The main gallery (completed 1703) and the masterful Colonna art collection was acquired after 1650 by both the cardinal Girolamo I Colonna and his nephew the Connestabile Lorenzo Onofrio Colonna and includes works by Lorenzo Monaco, Domenico Ghirlandaio, Palma the Elder, Salviati, Bronzino, Tintoretto, Pietro da Cortona, Annibale Carracci (painting of The Beaneater), Guercino, Francesco Albani, Muziano and Guido Reni. Ceiling frescoes by Filippo Gherardi, Giovanni Coli, Sebastiano Ricci, and Giuseppe Bartolomeo Chiari celebrate the role of Marcantonio II Colonna in the battle of Lepanto (1571). The gallery is open to the public on Saturday mornings.
The older wing of the complex known as the Princess Isabelle"s apartments, but once housing Martin V"s library and palace, contains frescoes by Pinturicchio, Antonio Tempesta, Crescenzio Onofri, Giacinto Gimignani, and Carlo Cesi. It contains a collection of landscapes and genre scenes by painters like Gaspard Dughet, Caspar Van Wittel (Vanvitelli), and Jan Brueghel the Elder.

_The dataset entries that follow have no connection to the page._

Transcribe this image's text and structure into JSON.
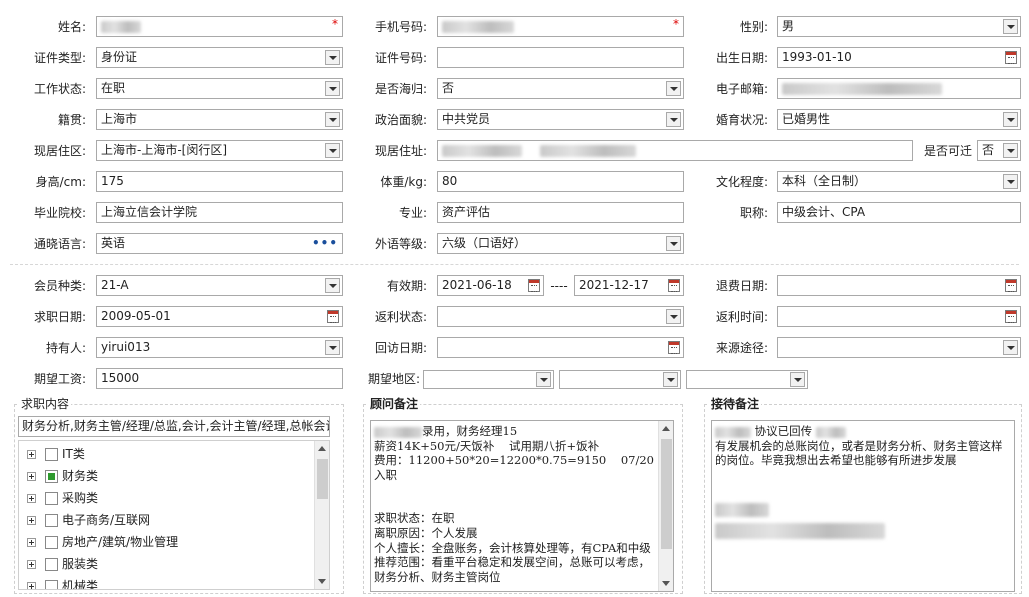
{
  "personal": {
    "name_label": "姓名:",
    "mobile_label": "手机号码:",
    "gender_label": "性别:",
    "gender_value": "男",
    "id_type_label": "证件类型:",
    "id_type_value": "身份证",
    "id_number_label": "证件号码:",
    "birth_label": "出生日期:",
    "birth_value": "1993-01-10",
    "work_status_label": "工作状态:",
    "work_status_value": "在职",
    "returnee_label": "是否海归:",
    "returnee_value": "否",
    "email_label": "电子邮箱:",
    "native_label": "籍贯:",
    "native_value": "上海市",
    "political_label": "政治面貌:",
    "political_value": "中共党员",
    "marital_label": "婚育状况:",
    "marital_value": "已婚男性",
    "residence_area_label": "现居住区:",
    "residence_area_value": "上海市-上海市-[闵行区]",
    "residence_addr_label": "现居住址:",
    "relocate_label": "是否可迁",
    "relocate_value": "否",
    "height_label": "身高/cm:",
    "height_value": "175",
    "weight_label": "体重/kg:",
    "weight_value": "80",
    "education_label": "文化程度:",
    "education_value": "本科（全日制）",
    "school_label": "毕业院校:",
    "school_value": "上海立信会计学院",
    "major_label": "专业:",
    "major_value": "资产评估",
    "title_label": "职称:",
    "title_value": "中级会计、CPA",
    "language_label": "通晓语言:",
    "language_value": "英语",
    "foreign_level_label": "外语等级:",
    "foreign_level_value": "六级（口语好）"
  },
  "membership": {
    "member_type_label": "会员种类:",
    "member_type_value": "21-A",
    "valid_label": "有效期:",
    "valid_from": "2021-06-18",
    "valid_sep": "----",
    "valid_to": "2021-12-17",
    "refund_date_label": "退费日期:",
    "apply_date_label": "求职日期:",
    "apply_date_value": "2009-05-01",
    "rebate_status_label": "返利状态:",
    "rebate_time_label": "返利时间:",
    "holder_label": "持有人:",
    "holder_value": "yirui013",
    "visit_date_label": "回访日期:",
    "source_label": "来源途径:",
    "salary_label": "期望工资:",
    "salary_value": "15000",
    "region_label": "期望地区:"
  },
  "job_content": {
    "title": "求职内容",
    "summary": "财务分析,财务主管/经理/总监,会计,会计主管/经理,总帐会计",
    "categories": [
      {
        "label": "IT类",
        "checked": false
      },
      {
        "label": "财务类",
        "checked": true
      },
      {
        "label": "采购类",
        "checked": false
      },
      {
        "label": "电子商务/互联网",
        "checked": false
      },
      {
        "label": "房地产/建筑/物业管理",
        "checked": false
      },
      {
        "label": "服装类",
        "checked": false
      },
      {
        "label": "机械类",
        "checked": false
      }
    ]
  },
  "consultant_notes": {
    "title": "顾问备注",
    "line1": "录用，财务经理15",
    "line2": "薪资14K+50元/天饭补    试用期八折+饭补",
    "line3": "费用：11200+50*20=12200*0.75=9150    07/20入职",
    "line4": "求职状态：在职",
    "line5": "离职原因：个人发展",
    "line6": "个人擅长：全盘账务，会计核算处理等，有CPA和中级",
    "line7": "推荐范围：看重平台稳定和发展空间，总账可以考虑，财务分析、财务主管岗位"
  },
  "reception_notes": {
    "title": "接待备注",
    "line1": "协议已回传",
    "line2": "有发展机会的总账岗位，或者是财务分析、财务主管这样的岗位。毕竟我想出去希望也能够有所进步发展"
  },
  "icons": {
    "dropdown": "chevron-down-icon",
    "calendar": "calendar-icon",
    "ellipsis": "more-icon",
    "tree_toggle": "plus-icon"
  }
}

Along with the possessions of the Doria-Pamphilij and Pallavacini-Rospigliosi families, this is one of the largest private art collections in Rome.